They do leave their safe world behind them, perhaps prepared to pursue better—and perhaps also to attend more fairly to those they’ve used along the way. That is, though Andy shows outsiders as not just different from but clearly inferior to Gen Xers, he is sensitive and self-aware enough to know at some level what he is up to. Even if it is Coupland, and not Andy, who in the text’s margins notes that members of one generation tend to characterize previous and subsequent ones as inferiors, Andy, who knows there are things about his own friends he ought to but is reluctant to explore (such as the implications of appreciating that his friends’ smiles always seem to give them the look of the fleeced), who can size up and assault his friends with a mean but acute estimation of their failings, who is aware of their tendency to narrate everything as “from hell,” surely is aware of this need too.

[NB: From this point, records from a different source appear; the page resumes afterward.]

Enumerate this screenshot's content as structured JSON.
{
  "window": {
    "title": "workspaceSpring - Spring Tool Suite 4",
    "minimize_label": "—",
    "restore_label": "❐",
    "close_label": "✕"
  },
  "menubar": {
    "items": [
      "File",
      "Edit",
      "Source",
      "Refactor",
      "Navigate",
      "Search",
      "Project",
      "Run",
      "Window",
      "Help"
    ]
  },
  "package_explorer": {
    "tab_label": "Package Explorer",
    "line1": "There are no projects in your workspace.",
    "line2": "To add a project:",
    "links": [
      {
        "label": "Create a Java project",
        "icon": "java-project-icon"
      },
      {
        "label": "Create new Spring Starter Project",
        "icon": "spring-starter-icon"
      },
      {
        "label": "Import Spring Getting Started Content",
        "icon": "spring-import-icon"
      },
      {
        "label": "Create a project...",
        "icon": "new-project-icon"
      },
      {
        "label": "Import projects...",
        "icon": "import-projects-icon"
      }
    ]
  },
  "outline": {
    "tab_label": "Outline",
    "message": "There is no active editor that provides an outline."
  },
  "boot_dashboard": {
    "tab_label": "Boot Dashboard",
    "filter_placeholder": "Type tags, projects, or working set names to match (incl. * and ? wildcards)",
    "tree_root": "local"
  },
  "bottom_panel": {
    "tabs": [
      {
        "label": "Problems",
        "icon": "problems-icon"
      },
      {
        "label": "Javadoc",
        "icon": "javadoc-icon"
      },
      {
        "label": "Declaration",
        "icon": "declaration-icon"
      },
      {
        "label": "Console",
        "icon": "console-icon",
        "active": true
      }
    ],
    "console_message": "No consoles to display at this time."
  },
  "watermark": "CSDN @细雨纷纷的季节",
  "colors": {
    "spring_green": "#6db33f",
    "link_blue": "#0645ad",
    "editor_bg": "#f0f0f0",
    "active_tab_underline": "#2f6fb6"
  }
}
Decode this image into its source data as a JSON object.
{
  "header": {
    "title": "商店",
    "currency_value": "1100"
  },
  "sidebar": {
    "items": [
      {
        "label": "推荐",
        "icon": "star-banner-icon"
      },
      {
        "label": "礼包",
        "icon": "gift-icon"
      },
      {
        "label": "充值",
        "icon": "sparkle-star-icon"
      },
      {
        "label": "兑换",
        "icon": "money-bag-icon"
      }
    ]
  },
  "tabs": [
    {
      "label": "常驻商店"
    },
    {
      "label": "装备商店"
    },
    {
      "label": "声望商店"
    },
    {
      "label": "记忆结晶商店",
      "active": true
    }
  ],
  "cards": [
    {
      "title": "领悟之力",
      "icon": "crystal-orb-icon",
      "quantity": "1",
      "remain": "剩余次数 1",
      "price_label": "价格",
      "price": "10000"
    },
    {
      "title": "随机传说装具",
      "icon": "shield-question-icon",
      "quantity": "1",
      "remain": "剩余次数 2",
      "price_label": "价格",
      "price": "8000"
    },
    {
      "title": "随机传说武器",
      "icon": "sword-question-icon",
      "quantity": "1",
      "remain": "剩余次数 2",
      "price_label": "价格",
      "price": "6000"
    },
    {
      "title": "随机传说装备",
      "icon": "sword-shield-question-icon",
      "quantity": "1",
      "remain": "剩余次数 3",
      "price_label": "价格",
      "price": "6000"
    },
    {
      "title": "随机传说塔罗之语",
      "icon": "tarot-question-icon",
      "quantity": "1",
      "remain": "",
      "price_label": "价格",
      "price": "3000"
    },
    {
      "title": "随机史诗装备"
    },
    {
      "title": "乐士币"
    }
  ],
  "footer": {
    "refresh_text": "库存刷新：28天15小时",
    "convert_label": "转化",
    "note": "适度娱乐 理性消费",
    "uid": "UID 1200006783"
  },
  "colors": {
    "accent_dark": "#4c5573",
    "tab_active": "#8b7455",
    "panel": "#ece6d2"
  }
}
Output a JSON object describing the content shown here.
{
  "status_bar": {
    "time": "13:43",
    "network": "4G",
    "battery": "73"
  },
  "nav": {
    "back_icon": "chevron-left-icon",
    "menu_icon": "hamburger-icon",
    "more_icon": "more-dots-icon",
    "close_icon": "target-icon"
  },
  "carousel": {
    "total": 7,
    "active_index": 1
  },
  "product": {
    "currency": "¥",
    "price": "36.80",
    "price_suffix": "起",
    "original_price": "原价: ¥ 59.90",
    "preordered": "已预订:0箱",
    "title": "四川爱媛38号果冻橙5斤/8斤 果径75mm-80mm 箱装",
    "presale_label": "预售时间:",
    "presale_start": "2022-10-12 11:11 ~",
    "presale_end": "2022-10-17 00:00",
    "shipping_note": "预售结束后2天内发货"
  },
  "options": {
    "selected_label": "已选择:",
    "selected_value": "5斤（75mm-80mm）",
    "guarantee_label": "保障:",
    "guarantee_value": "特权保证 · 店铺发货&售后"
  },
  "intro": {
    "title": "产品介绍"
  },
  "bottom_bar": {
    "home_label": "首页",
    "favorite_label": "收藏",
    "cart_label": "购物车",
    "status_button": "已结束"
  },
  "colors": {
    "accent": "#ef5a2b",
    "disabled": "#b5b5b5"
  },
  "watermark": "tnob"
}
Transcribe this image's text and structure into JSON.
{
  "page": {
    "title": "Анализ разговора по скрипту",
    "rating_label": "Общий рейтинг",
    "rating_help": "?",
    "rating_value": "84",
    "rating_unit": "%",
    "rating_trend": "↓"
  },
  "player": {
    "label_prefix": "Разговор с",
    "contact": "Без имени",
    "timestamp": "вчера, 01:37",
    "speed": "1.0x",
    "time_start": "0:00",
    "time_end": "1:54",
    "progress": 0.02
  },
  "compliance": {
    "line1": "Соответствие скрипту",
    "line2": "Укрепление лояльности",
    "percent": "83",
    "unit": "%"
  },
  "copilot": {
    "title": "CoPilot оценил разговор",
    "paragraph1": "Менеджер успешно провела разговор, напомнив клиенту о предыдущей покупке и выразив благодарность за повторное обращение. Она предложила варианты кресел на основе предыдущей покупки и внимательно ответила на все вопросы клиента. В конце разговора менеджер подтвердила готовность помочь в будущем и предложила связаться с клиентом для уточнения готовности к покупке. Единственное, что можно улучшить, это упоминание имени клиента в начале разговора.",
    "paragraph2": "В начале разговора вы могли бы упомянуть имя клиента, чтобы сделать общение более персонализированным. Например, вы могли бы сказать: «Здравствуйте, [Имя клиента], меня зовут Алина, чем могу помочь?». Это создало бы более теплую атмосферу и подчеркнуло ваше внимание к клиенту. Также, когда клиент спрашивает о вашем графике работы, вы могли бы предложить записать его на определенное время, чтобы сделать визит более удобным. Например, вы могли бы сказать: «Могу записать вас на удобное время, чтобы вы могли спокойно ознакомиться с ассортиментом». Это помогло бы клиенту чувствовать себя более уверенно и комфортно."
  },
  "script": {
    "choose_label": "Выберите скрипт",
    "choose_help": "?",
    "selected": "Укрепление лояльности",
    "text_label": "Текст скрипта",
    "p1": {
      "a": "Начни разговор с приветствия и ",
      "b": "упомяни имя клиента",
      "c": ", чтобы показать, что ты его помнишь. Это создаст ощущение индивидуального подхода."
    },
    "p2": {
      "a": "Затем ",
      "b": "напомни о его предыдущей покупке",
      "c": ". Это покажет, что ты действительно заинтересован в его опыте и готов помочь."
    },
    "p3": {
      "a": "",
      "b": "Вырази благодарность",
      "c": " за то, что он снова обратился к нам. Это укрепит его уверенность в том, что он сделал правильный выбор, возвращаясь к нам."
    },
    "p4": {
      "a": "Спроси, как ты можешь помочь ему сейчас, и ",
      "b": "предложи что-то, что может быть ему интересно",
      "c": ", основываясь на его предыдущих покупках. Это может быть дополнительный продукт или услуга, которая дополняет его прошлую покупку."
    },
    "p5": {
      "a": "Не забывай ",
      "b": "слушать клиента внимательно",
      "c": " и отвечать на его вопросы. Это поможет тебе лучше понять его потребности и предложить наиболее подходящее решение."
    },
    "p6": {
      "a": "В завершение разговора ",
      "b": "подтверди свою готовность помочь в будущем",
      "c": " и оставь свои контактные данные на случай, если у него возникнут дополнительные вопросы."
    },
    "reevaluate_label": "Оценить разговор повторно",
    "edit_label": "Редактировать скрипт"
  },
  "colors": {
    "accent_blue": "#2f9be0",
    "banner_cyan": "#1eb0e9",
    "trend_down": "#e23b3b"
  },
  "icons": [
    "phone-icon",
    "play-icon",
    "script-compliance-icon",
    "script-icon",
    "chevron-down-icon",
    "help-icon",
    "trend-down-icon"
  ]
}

We note that he disposes of Tyler and Tobias in his narratives a little too neatly and a little too loudly. His written estimation of them could possibly both service current purposes, as well as potential future ones: that is, when he’s prepared himself to take in the world anew, they might serve as quick pointers to all he might be in mind to re-appraise.
Might he come to decide that most people—that is, not just Tyler and Tobias—are not best understood as slaves to commercial culture? Might he re-assess Brazilification as only “the latest thing,” an enthusiasm, a madness which would pass? I would hope he would. But I’d settle for him becoming comfortable enough with real uncertainty that the pleasing certainty a vice-filled world can offer one would have lost much of its appeal.
Browning, Robert. “Caliban Upon Setebos; or, Natural Theology in the Island.” 987-94. The Norton Anthology of Literature. Ed. M.H. Abrams. Vol. 2.
New York: Norton, 1968. Print.
Clare, John. The Modern Satiric Grotesque: And Its Traditions. Lexington: The
University Press of Kentucky, 1991. Print.
Coupland, Douglas. Generation X: Tales for an Accelerated Culture. New York: St. Martin’s, 1991. Print.
Knight, Charles A. The Literature of Satire. Cambridge: Cambridge UP, 2004.